** Opening Data in this exercise block **
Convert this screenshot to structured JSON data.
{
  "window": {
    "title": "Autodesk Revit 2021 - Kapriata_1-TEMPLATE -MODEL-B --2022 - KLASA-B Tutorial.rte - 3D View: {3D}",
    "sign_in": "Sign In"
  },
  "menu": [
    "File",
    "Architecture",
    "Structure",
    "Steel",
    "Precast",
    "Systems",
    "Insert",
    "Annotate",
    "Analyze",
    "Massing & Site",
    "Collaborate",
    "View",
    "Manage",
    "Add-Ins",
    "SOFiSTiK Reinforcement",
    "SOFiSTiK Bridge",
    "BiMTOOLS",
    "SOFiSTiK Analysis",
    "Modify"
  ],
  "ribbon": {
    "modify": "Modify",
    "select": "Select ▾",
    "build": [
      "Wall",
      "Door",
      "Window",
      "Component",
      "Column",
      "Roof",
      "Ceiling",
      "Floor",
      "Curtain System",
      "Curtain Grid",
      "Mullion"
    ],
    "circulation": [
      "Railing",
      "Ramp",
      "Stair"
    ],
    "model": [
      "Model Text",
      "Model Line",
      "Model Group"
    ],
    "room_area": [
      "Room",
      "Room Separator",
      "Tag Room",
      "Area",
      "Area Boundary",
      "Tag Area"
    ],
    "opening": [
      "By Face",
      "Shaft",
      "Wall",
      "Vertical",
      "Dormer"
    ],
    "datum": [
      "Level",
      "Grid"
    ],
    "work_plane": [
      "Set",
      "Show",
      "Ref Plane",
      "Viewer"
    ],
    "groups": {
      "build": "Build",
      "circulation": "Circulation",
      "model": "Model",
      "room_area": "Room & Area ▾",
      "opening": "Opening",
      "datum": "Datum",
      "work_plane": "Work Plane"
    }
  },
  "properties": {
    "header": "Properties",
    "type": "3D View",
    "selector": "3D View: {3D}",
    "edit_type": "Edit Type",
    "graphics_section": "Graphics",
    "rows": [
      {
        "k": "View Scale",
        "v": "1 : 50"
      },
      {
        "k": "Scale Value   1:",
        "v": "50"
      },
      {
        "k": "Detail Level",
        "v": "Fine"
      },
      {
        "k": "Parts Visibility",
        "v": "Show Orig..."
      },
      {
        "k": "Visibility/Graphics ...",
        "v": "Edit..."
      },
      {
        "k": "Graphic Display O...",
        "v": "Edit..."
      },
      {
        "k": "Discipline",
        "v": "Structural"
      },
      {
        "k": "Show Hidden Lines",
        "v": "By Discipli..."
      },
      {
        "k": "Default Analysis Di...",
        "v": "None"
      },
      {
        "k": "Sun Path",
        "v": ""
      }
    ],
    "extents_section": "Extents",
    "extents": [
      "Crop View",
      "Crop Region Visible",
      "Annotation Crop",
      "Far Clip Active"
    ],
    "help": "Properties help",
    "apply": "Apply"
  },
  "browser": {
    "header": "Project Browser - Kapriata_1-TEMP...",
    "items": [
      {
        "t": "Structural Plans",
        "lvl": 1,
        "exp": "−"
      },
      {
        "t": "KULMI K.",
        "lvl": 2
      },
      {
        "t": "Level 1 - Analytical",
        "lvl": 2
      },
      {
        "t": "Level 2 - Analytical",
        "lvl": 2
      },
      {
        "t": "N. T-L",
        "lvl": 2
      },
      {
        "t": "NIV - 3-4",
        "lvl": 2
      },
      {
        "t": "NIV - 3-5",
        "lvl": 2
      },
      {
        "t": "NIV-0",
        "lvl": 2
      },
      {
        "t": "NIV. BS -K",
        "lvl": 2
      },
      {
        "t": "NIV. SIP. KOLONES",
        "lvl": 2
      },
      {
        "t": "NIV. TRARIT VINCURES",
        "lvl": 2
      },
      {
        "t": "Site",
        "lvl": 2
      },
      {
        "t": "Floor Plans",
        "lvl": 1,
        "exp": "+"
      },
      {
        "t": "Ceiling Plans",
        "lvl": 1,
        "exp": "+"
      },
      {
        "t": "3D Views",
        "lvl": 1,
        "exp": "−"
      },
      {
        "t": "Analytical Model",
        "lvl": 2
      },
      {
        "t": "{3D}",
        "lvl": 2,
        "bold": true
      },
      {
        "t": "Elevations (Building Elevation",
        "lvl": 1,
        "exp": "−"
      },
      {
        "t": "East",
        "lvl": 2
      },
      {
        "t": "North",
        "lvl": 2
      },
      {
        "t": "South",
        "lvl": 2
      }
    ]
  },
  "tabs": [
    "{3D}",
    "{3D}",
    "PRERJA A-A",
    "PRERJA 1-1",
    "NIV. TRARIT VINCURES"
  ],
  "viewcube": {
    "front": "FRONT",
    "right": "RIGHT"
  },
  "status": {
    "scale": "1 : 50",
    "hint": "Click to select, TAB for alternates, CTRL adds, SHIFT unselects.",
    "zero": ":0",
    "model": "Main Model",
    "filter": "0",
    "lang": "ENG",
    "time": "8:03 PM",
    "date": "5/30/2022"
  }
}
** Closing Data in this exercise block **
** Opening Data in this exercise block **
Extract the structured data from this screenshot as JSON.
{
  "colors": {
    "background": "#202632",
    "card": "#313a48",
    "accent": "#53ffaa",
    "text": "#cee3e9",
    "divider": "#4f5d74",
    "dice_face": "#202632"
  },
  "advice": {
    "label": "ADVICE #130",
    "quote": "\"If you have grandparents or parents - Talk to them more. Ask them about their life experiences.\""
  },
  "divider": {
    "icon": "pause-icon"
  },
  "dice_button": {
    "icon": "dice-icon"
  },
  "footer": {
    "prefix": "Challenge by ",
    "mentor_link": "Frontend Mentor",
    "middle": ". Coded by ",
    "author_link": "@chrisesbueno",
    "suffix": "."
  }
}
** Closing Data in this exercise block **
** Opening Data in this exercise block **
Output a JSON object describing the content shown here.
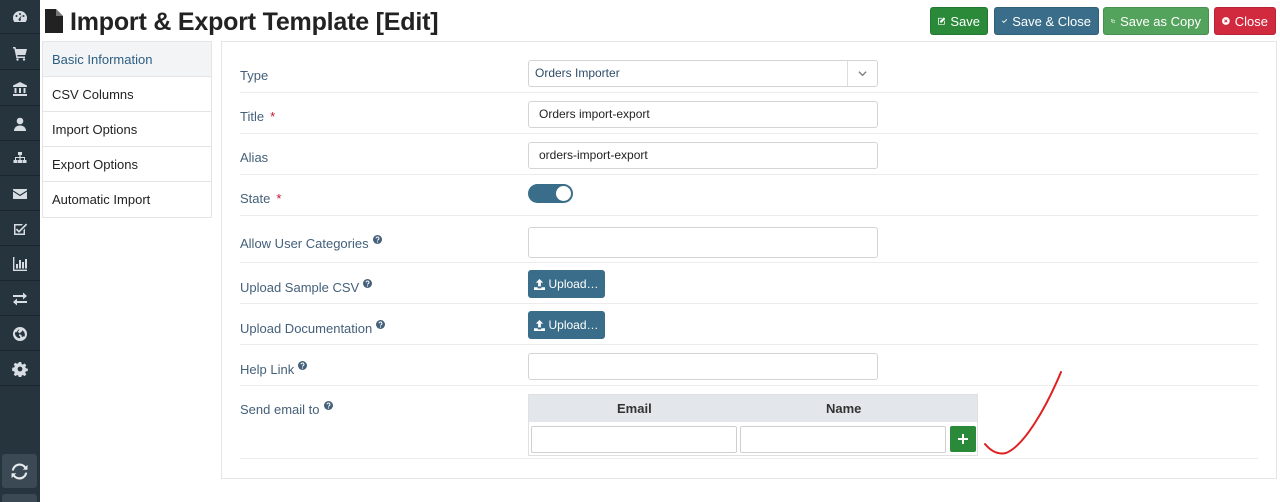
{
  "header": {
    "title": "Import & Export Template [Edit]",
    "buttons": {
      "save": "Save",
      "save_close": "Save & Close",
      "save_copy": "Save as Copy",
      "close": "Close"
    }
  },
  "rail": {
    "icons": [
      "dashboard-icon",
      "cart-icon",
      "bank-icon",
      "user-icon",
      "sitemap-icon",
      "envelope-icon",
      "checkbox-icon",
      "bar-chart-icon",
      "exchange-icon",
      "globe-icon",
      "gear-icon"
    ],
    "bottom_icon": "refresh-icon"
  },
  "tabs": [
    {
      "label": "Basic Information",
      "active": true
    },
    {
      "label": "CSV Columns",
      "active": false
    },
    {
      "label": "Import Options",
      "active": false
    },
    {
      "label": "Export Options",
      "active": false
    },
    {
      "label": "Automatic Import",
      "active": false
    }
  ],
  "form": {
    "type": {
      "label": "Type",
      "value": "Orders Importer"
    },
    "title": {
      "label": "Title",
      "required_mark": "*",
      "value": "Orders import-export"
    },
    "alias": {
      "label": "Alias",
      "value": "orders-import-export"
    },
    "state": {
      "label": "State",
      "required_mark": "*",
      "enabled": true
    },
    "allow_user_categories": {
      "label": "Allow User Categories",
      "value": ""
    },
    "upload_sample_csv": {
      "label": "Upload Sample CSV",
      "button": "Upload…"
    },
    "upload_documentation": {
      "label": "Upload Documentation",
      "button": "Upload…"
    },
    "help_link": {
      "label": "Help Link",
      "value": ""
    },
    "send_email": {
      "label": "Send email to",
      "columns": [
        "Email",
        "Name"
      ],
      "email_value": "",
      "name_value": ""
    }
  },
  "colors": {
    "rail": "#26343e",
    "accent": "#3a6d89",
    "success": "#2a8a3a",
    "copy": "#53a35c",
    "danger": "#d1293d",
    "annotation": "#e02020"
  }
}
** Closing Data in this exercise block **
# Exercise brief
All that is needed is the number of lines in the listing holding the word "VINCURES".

# Problem solution
2